She was Campbell River’s first female mayor, a City councilor before that and is a Freeman of the City of Campbell River. She has served on numerous boards in the non-profit sector, most notably the Campbell River Community Foundation – which she essentially founded – and the Island Corridor Foundation and many others. She also sat on the board of the Coastal Community Credit Union for nine years, only recently retiring from it. She has a three-page CV of community organizations she has been involved in.
As a newcomer to Campbell River in 1970, she got involved in community service, partly as a way to get to know people but also because it was a tradition in her family. Besides that, it is something she enjoys doing and she loves to give back to the community a little of what she and her family have gotten from it.

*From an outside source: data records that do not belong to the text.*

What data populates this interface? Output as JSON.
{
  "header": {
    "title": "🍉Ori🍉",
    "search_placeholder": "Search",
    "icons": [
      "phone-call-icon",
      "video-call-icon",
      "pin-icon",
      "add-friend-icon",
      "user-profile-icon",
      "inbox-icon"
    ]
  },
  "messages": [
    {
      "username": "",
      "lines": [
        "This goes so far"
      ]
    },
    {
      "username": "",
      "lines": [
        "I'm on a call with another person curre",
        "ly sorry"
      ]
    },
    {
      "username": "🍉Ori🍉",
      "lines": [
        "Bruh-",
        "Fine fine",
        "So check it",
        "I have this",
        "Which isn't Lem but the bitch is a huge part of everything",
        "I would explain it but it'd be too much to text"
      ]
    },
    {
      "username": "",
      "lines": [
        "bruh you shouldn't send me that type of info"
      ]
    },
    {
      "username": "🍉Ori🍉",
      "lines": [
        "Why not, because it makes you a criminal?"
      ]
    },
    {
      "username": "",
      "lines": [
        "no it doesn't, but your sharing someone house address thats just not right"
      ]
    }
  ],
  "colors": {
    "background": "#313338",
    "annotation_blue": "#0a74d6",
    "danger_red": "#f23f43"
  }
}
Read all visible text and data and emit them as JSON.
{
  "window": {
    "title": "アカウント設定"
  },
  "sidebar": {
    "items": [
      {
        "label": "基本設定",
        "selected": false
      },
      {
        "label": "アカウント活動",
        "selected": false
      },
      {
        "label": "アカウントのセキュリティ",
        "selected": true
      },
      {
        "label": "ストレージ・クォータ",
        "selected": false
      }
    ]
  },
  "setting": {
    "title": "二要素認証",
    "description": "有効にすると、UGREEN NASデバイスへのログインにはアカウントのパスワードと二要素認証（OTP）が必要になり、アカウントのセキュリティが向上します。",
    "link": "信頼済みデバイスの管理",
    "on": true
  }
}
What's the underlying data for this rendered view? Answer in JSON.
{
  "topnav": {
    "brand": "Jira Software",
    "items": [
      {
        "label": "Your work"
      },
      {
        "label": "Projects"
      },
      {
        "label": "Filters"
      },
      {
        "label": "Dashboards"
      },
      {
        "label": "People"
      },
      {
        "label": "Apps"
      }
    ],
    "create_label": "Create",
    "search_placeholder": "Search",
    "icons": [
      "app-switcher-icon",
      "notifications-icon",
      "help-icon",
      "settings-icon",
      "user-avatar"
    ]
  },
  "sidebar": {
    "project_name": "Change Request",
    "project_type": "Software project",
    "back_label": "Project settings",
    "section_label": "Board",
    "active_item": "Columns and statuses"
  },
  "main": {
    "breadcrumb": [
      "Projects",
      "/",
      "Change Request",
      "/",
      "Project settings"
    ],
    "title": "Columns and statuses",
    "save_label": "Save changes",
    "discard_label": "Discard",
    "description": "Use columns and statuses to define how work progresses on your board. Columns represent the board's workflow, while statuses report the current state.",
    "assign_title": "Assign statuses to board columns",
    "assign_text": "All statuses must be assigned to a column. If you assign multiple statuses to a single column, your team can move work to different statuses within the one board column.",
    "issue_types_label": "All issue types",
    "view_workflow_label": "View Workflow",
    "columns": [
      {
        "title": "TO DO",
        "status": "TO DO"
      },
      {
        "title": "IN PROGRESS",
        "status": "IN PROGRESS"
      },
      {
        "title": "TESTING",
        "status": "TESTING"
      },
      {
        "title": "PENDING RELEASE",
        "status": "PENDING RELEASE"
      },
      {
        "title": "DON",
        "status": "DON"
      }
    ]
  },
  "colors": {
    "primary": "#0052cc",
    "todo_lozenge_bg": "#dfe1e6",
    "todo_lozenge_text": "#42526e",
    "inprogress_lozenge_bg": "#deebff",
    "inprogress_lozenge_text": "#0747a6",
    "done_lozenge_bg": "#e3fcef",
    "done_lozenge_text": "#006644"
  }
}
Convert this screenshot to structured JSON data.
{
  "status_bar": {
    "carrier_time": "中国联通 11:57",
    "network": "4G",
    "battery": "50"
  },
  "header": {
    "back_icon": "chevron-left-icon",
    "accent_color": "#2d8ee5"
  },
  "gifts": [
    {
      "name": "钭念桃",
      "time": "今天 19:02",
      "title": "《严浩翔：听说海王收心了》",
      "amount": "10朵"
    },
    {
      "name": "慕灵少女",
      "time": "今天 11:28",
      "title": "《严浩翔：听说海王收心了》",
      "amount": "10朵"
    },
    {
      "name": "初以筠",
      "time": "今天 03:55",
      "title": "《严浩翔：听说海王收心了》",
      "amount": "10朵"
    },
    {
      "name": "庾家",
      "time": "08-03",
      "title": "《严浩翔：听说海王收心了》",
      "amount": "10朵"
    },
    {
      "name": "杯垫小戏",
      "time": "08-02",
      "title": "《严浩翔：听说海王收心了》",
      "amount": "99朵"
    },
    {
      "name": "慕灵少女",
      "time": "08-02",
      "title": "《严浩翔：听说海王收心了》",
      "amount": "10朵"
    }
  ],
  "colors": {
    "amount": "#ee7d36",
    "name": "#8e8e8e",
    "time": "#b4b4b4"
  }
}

“We have received so much from this community,” Ashley says.
Ashley’s service is fueled by her boundless energy and sustained by her ability to work with people.
“I am a people person,” Ashley states simply.
She credits her time on City Council for developing a lot of her abilities.
“I learned a lot of that from being on City Council,” she says. “It had its challenges but it was a really positive experience.”
Ashley found being on council and then being mayor demanded all of the skills she had developed in her years of community service. In fact, it was, in some way, the ultimate community service work.
“I found it to be sort of the culmination of every kind of volunteer thing I have been involved in,” she says.
Her time as mayor was a period of significant challenge. It was the time when the Beaver Lodge Lands were discovered to be a parcel of land bequeathed in the 1930’s to the Province for forestry research and pulled the rug out from under the City’s plan to develop and subdivide the area for much-needed housing. It was a difficult time for the community that generated a lot of division, Ashley says. But the community found a way to adapt to the challenge.
Much like Ashley, who is never daunted by change.
“Luckily, I enjoy working with change. Some people don’t but I consider it a challenge. I think it’s exciting, change can be really exciting,” Ashley says. “And I never want to be stuck in a groove.”
And that’s what keeps Ashley going and showing no signs of stepping back from pushing herself and her community forward.
“For me and for the community too, if you think that there’s nothing that needs to be improved and you want everything to stay the same, I think you are on the wrong track. You should always be thinking about what’s coming in the future and what we can do to mitigate problems and to encourage well-being in the community amongst all people who live here. You’re never going to run out of ways of improving situations.”